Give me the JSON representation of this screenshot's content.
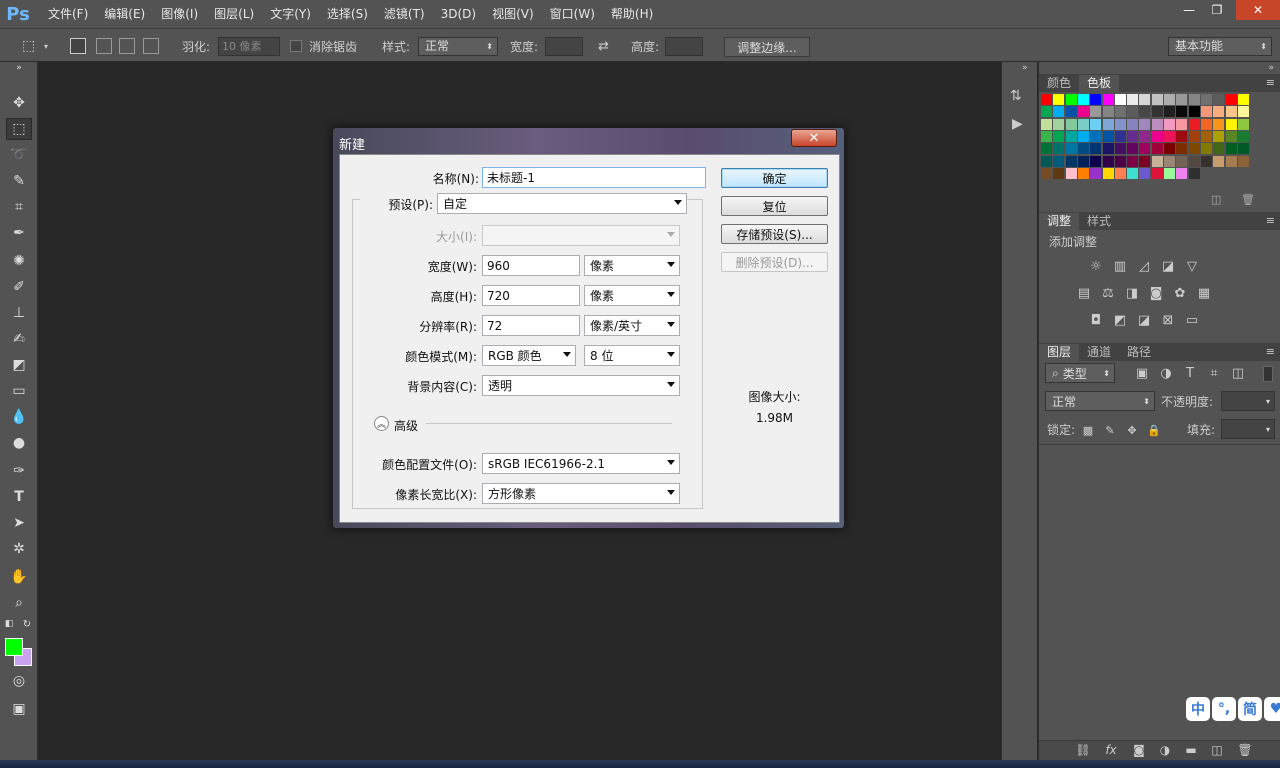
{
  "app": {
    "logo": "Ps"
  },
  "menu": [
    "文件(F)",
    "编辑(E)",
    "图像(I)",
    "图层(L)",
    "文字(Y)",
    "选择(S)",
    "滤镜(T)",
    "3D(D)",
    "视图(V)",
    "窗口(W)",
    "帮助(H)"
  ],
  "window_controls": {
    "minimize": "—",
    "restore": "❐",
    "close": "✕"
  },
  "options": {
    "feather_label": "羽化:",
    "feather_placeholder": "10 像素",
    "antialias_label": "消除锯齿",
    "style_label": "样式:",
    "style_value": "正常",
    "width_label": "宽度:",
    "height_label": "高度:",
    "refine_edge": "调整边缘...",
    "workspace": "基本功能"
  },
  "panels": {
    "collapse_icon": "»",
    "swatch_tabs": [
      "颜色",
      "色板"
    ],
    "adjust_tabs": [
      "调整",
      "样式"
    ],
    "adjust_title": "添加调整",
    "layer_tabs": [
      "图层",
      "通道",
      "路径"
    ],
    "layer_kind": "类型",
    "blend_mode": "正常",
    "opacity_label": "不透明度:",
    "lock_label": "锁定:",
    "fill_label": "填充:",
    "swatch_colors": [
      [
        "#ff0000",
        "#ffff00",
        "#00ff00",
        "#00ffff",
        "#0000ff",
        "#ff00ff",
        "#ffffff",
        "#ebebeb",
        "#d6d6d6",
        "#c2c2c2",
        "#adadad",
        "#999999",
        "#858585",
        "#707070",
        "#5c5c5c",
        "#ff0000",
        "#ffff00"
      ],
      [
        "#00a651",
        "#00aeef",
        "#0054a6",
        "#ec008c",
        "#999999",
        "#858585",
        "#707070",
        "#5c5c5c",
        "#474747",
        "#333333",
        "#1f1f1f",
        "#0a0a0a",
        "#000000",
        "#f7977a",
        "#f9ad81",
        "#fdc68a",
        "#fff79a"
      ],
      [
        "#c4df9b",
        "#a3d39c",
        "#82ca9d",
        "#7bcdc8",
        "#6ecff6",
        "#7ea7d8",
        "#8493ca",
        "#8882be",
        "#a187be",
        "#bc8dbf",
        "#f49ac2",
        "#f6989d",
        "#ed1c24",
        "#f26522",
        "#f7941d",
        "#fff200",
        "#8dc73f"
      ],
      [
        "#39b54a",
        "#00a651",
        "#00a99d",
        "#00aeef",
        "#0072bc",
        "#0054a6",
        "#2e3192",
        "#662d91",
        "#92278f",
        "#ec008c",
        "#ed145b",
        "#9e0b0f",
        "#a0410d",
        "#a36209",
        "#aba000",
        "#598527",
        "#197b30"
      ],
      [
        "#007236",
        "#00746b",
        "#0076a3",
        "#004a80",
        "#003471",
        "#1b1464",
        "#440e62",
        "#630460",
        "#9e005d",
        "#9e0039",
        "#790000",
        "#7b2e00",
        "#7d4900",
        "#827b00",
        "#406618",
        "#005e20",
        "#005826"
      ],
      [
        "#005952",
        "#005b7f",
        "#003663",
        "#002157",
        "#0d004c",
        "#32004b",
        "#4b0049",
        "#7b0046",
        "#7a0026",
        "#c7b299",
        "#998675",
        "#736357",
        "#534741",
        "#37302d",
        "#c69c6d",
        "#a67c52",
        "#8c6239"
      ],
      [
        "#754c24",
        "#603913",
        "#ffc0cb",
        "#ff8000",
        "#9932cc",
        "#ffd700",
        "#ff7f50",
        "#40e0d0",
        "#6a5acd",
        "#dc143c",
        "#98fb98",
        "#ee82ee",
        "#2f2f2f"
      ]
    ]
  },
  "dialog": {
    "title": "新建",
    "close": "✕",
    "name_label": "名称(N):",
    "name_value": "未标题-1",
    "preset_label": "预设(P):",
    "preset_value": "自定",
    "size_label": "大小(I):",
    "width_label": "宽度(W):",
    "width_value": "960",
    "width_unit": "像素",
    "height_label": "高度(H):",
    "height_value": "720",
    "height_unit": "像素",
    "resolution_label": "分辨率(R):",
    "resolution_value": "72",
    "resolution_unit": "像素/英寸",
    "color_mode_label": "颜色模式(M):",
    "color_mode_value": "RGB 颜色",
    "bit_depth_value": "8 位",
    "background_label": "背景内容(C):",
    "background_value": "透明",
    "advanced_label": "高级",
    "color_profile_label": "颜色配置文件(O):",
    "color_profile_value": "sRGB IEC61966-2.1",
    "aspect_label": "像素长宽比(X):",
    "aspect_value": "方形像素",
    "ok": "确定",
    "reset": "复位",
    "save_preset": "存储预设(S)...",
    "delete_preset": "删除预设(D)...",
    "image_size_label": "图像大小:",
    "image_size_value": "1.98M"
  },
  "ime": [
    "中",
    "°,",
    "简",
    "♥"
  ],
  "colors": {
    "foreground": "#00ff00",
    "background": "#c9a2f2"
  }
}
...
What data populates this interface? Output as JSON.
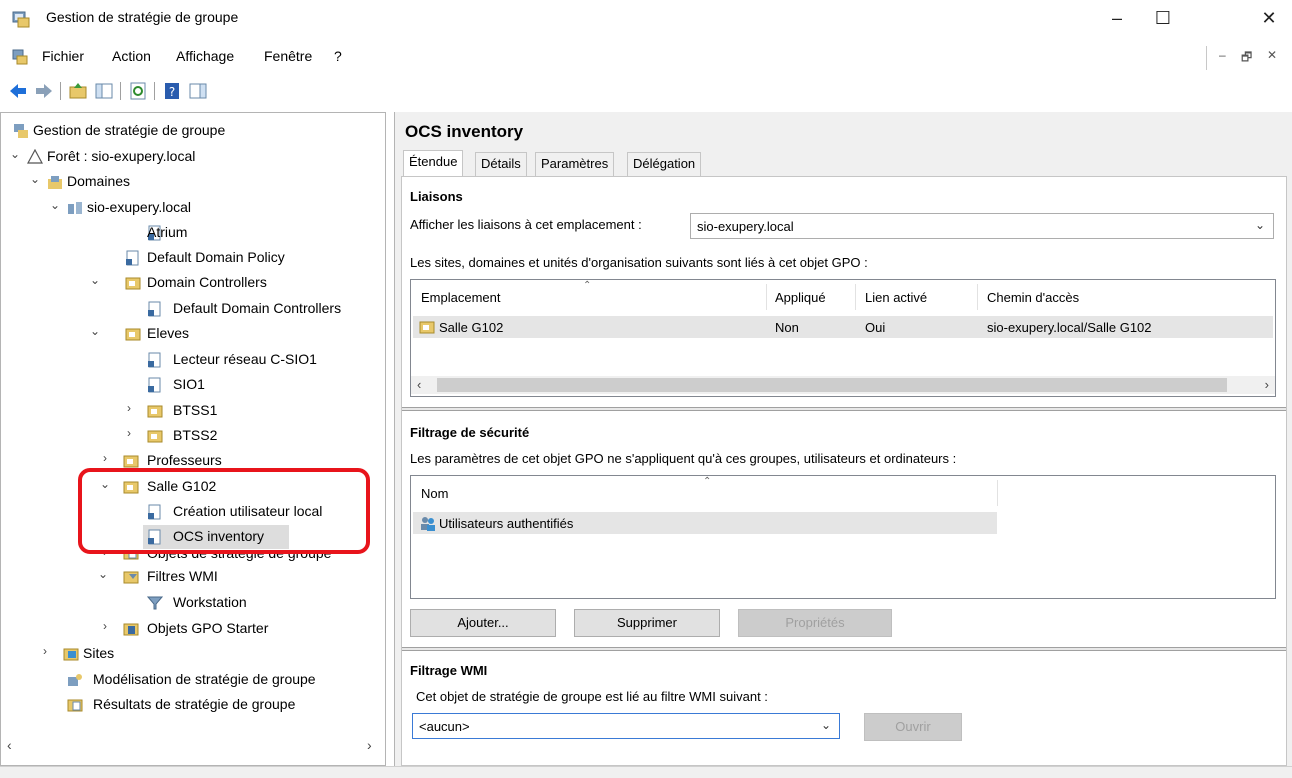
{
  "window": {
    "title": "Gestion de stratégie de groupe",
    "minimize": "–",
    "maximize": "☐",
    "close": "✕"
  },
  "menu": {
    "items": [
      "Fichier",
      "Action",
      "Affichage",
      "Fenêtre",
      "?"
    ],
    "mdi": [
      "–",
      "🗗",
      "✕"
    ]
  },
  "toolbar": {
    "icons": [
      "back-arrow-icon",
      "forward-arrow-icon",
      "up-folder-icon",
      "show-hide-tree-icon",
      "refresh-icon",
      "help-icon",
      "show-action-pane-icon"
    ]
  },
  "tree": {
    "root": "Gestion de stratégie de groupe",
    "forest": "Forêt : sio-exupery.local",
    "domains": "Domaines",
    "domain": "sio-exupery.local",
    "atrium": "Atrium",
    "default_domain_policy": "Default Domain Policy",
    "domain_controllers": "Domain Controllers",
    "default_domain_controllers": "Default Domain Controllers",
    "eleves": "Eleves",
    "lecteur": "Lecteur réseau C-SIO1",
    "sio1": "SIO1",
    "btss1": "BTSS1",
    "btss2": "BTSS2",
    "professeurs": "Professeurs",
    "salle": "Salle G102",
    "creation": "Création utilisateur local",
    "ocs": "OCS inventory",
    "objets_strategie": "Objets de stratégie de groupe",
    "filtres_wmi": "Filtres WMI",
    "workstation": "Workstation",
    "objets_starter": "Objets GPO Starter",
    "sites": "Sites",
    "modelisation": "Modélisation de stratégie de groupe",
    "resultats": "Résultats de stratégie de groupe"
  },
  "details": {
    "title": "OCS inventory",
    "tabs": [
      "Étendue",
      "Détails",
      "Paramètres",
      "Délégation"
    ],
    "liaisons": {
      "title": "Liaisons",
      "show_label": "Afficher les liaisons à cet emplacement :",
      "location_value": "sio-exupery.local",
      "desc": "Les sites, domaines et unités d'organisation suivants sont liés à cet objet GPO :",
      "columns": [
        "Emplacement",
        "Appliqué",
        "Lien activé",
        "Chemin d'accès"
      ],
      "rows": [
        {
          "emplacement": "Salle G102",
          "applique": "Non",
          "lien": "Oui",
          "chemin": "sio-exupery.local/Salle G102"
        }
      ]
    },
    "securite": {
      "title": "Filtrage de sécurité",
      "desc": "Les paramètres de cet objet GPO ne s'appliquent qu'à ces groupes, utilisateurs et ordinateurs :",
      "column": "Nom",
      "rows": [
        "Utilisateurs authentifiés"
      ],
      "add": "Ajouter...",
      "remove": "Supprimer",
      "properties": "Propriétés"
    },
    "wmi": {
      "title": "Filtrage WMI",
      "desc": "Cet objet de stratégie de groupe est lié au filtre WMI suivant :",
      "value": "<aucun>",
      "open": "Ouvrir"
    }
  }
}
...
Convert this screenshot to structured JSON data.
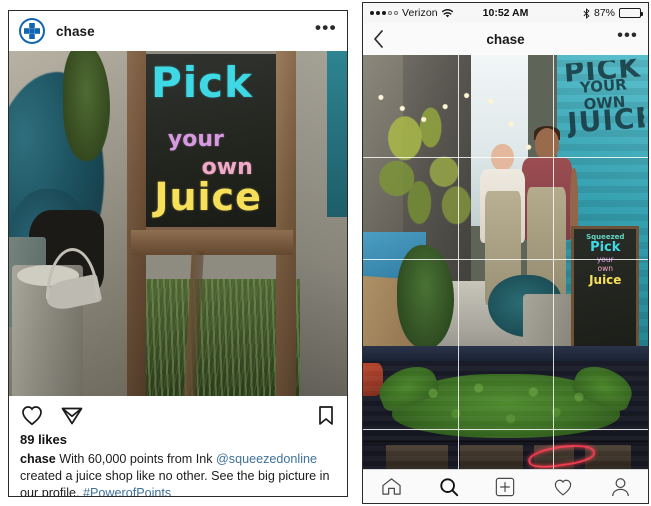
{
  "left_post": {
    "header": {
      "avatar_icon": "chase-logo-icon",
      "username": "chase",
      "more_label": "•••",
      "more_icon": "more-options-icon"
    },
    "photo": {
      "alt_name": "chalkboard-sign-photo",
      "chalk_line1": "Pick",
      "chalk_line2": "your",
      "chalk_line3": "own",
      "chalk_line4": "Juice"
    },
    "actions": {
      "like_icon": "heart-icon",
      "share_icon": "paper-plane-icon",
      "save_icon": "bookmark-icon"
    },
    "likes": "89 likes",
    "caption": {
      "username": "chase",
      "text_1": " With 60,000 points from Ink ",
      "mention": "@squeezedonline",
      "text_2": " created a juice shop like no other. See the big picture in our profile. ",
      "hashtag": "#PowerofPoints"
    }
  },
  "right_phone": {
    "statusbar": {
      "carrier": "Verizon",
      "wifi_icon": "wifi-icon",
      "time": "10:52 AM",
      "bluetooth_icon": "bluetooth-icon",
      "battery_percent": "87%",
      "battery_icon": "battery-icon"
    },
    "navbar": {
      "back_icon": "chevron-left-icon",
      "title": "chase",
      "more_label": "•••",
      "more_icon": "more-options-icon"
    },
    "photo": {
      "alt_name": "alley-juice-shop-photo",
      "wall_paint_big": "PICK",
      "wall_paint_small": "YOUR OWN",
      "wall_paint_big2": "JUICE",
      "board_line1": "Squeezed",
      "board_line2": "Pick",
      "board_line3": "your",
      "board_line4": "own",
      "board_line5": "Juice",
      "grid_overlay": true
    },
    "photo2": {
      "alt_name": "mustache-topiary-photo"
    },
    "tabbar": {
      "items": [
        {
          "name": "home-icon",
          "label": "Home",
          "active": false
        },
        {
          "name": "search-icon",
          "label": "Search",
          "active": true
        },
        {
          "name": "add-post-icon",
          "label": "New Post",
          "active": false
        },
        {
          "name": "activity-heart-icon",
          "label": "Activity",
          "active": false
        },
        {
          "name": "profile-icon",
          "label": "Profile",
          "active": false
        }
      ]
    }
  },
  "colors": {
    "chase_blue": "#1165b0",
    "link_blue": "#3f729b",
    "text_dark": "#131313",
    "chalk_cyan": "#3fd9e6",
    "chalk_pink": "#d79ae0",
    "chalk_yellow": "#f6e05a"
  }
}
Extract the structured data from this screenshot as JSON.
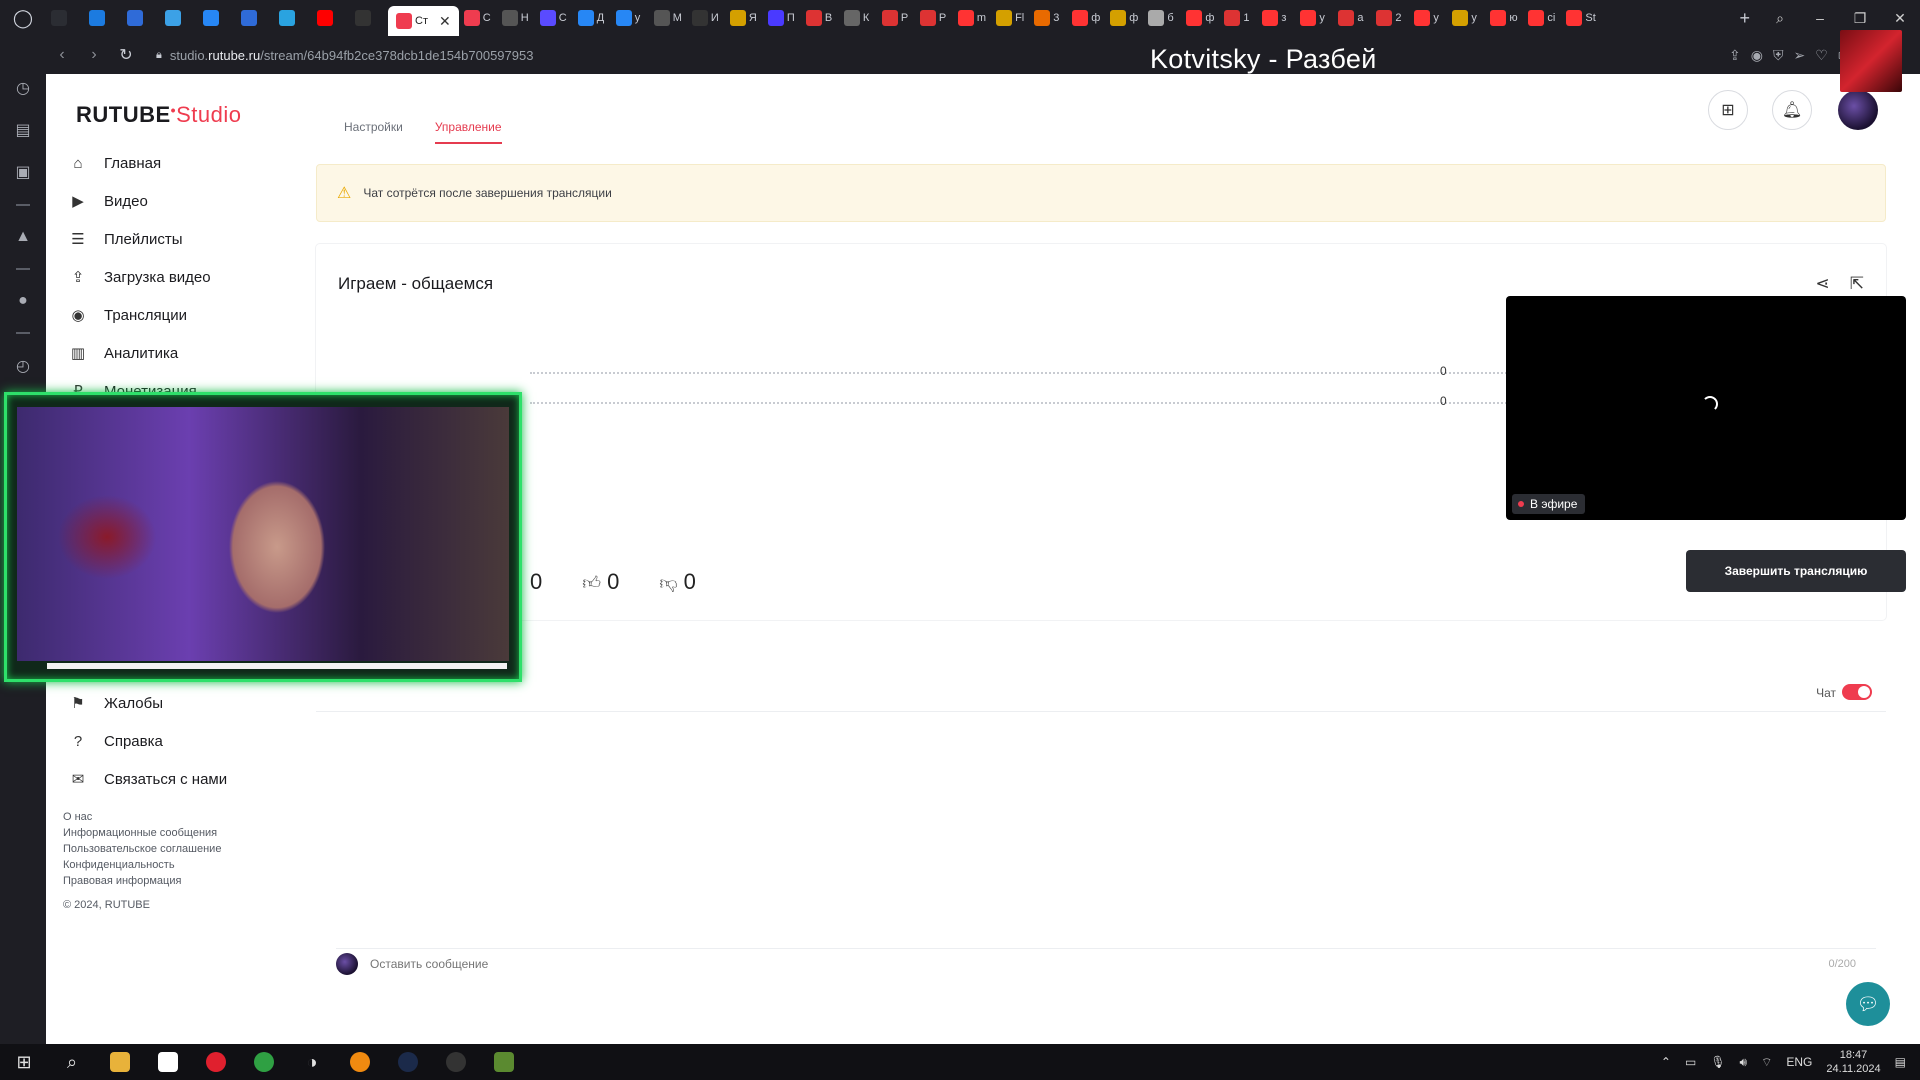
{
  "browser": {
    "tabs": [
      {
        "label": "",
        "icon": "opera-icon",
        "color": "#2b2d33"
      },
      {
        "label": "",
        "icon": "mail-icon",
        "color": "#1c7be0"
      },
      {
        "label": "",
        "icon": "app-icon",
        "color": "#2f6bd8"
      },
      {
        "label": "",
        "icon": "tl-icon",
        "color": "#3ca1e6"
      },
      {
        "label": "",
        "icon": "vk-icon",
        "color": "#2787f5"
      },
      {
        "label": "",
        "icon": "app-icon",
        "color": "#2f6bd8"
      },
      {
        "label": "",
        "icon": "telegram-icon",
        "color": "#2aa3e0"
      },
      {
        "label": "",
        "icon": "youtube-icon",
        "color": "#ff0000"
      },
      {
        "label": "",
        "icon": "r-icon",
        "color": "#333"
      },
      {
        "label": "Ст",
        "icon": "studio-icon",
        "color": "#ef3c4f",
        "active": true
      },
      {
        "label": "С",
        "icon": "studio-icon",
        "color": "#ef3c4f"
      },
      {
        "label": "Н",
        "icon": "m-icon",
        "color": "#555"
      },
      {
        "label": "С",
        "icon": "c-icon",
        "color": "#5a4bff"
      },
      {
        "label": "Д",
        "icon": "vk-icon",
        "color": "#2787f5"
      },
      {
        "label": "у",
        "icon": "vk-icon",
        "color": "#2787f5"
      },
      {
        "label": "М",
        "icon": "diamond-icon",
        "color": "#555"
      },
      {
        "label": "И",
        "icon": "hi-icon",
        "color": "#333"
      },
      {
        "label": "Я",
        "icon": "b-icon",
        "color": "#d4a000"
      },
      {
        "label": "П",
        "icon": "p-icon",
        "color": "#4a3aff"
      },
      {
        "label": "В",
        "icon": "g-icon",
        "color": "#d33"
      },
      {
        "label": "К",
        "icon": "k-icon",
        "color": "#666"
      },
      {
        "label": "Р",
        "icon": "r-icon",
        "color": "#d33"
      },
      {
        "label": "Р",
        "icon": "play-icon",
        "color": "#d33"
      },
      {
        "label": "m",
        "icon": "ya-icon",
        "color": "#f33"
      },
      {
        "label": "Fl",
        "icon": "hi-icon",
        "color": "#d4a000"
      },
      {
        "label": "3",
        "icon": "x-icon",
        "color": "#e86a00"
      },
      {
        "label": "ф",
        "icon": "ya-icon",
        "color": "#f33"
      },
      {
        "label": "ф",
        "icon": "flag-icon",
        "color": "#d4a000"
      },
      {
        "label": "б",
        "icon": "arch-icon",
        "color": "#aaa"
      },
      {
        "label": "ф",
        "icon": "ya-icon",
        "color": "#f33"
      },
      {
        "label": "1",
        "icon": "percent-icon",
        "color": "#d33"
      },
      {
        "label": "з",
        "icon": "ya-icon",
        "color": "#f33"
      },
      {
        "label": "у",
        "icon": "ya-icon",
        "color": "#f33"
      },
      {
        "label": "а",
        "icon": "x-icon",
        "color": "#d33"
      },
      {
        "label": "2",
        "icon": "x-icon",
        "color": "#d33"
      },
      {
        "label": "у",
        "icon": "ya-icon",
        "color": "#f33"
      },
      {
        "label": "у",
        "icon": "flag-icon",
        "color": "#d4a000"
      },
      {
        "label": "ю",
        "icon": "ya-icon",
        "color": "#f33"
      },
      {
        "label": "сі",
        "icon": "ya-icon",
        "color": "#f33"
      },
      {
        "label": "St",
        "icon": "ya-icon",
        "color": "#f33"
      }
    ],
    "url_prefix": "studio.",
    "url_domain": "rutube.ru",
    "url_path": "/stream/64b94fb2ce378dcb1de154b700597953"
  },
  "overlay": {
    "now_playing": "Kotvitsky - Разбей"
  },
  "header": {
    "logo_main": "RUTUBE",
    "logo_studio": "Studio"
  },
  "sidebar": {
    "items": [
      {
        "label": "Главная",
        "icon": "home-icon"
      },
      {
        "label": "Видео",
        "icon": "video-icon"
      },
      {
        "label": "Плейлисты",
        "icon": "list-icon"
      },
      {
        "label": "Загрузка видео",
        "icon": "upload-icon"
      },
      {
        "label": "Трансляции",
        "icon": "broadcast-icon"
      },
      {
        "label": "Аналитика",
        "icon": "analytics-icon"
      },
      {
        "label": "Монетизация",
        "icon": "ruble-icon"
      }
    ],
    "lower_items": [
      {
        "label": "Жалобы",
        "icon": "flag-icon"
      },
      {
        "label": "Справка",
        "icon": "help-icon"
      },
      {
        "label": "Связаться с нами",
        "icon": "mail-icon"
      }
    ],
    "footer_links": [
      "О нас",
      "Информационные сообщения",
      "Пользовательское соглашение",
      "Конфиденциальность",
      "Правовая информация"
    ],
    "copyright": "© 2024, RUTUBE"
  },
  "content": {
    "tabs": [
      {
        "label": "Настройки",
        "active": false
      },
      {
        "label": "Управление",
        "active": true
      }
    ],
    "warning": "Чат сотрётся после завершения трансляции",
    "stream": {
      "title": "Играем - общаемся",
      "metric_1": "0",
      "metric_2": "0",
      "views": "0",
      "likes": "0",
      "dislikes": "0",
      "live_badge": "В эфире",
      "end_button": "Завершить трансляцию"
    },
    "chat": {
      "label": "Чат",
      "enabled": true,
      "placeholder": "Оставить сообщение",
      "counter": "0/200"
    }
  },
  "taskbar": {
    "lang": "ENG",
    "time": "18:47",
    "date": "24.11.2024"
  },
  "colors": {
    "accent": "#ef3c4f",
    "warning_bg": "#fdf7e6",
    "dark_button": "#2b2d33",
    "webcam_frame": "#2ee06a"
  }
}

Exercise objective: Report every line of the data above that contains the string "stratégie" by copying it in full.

Exercise solution:
    "title": "Gestion de stratégie de groupe",
    "root": "Gestion de stratégie de groupe",
    "objets_strategie": "Objets de stratégie de groupe",
    "modelisation": "Modélisation de stratégie de groupe",
    "resultats": "Résultats de stratégie de groupe"
      "desc": "Cet objet de stratégie de groupe est lié au filtre WMI suivant :",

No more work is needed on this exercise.